**Try it:** Please work out how many of the lines below include "link". Only the number should be given.

**Record set:**
####################

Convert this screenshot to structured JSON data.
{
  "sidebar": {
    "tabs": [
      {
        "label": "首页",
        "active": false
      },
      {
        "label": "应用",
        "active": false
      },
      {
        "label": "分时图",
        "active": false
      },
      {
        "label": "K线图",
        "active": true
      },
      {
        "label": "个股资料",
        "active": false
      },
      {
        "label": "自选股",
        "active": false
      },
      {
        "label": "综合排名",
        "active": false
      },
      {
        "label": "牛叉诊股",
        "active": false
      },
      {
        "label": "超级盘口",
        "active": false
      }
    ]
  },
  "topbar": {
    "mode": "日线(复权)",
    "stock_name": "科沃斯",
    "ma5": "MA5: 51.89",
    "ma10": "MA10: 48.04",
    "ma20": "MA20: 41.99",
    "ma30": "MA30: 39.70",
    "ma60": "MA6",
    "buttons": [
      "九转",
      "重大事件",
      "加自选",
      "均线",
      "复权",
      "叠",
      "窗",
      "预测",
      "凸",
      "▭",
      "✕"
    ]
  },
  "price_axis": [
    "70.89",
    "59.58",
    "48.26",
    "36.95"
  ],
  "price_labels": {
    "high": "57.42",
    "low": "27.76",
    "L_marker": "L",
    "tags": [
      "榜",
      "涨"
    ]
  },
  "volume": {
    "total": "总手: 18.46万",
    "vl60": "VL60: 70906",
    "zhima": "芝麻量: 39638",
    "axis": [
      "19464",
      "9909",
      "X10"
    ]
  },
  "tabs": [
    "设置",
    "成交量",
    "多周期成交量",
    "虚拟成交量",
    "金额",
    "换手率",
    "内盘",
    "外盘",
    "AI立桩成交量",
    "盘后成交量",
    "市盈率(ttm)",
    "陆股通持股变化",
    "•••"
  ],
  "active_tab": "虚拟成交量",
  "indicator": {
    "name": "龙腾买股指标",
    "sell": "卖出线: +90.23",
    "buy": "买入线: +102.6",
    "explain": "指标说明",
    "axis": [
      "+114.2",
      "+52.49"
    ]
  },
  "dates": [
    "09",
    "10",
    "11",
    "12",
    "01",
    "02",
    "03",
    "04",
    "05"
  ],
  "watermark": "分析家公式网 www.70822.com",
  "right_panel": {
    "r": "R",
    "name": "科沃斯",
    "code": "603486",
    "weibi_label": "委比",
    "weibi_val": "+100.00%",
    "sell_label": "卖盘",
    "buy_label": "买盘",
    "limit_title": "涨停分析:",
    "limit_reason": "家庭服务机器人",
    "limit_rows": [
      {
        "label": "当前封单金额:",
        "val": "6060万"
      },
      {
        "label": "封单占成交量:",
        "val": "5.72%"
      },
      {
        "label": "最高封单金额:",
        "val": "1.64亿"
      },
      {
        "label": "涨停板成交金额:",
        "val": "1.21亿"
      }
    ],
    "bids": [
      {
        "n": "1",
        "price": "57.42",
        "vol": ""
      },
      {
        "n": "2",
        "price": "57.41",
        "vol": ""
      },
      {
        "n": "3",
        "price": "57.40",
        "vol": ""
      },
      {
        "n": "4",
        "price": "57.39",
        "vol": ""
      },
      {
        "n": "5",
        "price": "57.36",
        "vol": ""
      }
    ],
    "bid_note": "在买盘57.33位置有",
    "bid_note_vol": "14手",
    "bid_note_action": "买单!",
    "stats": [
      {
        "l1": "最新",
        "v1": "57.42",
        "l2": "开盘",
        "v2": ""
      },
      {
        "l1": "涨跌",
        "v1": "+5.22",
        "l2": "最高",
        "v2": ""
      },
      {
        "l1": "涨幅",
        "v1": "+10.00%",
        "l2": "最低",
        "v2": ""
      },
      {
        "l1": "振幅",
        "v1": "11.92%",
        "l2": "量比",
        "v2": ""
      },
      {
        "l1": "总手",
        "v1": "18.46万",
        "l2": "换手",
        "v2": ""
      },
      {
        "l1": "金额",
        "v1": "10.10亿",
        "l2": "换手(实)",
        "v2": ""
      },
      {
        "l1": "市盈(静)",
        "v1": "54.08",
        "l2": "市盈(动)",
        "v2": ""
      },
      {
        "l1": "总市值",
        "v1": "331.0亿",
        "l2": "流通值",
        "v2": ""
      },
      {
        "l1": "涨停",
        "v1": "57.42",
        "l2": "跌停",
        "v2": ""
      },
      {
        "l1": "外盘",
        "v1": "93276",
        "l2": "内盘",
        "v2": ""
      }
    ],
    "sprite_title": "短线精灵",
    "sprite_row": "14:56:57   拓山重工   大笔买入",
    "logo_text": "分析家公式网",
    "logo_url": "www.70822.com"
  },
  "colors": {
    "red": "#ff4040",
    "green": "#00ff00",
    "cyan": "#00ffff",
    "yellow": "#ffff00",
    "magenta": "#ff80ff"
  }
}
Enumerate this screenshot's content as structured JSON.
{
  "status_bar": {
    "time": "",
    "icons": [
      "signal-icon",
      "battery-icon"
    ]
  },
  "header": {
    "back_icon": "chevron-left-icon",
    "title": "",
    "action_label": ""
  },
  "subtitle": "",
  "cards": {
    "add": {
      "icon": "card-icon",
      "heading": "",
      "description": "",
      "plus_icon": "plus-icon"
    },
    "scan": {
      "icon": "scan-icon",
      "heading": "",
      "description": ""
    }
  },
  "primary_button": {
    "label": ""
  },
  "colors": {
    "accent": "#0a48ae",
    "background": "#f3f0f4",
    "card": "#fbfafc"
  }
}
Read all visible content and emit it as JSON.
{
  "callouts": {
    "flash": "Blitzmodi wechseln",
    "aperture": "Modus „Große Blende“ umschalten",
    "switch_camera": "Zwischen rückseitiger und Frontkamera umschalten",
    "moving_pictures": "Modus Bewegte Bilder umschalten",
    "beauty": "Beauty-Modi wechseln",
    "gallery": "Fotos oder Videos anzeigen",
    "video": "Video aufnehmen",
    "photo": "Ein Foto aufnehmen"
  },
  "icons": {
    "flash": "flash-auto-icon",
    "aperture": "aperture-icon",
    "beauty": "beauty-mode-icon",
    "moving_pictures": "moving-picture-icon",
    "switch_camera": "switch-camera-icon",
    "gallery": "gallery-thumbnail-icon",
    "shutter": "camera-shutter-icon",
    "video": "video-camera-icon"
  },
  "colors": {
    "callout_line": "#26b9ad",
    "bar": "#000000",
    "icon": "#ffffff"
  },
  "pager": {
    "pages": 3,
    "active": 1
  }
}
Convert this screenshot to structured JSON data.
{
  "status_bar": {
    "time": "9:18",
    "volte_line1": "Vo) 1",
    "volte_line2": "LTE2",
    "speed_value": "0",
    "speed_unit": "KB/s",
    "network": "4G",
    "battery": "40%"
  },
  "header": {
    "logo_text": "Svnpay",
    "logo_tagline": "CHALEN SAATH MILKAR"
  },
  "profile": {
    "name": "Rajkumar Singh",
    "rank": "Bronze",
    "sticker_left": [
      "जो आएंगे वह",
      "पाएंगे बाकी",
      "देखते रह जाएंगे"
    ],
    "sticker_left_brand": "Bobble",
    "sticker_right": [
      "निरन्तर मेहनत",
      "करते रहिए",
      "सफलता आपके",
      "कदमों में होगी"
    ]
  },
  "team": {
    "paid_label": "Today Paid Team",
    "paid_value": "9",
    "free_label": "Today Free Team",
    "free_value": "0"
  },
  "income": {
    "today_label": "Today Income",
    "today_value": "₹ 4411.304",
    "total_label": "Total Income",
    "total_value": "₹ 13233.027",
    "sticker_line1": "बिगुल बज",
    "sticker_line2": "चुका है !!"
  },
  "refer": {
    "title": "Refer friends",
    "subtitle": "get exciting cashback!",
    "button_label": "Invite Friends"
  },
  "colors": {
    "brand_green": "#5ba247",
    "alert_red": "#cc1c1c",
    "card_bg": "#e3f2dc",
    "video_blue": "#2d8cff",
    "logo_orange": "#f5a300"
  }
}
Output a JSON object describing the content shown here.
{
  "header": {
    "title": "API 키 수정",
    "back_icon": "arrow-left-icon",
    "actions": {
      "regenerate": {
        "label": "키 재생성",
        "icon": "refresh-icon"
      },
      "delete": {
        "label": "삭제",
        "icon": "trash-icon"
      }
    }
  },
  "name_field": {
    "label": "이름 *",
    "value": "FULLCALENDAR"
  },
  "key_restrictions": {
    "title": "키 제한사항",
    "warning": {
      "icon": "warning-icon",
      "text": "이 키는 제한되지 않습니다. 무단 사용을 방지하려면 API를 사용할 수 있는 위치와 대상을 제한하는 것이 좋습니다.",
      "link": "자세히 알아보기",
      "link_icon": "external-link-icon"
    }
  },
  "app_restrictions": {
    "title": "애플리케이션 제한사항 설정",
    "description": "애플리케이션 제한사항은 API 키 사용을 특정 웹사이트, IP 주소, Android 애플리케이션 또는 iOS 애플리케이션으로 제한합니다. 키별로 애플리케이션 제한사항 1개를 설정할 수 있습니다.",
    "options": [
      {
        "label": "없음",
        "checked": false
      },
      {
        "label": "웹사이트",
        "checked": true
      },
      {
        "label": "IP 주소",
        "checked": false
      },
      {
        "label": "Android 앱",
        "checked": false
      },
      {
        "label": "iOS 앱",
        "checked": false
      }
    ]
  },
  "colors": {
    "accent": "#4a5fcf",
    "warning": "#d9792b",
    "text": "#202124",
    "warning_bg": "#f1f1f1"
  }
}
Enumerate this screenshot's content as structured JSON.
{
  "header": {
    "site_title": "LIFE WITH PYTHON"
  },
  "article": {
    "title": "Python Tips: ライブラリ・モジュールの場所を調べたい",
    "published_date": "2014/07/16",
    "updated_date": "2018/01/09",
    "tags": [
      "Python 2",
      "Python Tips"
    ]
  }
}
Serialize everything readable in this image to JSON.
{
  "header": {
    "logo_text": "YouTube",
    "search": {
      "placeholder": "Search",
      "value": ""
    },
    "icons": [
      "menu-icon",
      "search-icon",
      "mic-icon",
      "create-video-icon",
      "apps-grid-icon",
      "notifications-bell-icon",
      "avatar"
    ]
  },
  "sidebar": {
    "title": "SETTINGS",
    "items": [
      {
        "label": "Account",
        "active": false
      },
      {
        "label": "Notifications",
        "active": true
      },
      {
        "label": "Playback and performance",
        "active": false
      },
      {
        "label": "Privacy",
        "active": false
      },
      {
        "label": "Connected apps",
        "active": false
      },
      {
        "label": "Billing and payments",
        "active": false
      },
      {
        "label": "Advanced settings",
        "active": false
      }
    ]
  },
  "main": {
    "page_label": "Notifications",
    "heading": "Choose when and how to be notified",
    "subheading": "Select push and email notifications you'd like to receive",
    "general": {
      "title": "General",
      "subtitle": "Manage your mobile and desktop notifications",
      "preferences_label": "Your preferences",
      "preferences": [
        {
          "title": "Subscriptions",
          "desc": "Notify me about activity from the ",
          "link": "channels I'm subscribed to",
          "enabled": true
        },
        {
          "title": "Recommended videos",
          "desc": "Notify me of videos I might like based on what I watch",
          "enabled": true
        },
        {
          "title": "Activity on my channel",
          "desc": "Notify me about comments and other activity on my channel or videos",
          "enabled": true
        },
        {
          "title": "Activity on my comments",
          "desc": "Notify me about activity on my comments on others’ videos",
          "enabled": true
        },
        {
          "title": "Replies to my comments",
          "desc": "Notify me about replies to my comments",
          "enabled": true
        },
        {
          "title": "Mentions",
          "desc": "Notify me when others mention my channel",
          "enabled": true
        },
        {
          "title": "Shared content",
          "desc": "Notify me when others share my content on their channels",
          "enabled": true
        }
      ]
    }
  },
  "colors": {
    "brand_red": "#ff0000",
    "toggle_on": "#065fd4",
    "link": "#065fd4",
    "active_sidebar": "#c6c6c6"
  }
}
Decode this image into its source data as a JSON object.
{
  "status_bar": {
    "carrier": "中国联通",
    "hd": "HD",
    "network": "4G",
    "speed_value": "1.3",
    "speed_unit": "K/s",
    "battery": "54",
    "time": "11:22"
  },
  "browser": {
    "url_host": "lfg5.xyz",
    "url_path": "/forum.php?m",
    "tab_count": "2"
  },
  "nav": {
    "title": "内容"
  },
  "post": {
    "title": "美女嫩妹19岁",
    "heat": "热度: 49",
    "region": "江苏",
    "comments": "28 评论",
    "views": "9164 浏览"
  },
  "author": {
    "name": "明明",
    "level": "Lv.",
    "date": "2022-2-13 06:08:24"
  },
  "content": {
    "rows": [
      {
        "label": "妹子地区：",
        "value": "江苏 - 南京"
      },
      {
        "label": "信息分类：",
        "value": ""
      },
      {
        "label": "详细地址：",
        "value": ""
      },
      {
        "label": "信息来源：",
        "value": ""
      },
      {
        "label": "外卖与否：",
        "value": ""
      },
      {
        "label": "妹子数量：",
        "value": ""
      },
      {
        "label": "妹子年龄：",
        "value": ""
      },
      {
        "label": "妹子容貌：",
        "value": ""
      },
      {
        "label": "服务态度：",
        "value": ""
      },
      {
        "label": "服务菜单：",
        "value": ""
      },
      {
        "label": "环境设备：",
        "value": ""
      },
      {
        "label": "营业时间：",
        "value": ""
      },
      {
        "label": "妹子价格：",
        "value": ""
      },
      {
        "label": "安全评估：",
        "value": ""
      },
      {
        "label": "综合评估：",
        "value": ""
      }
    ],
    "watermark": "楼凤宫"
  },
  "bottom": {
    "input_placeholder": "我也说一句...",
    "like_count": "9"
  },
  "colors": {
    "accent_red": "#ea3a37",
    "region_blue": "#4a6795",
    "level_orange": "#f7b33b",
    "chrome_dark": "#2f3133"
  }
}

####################

**Your solution:** 4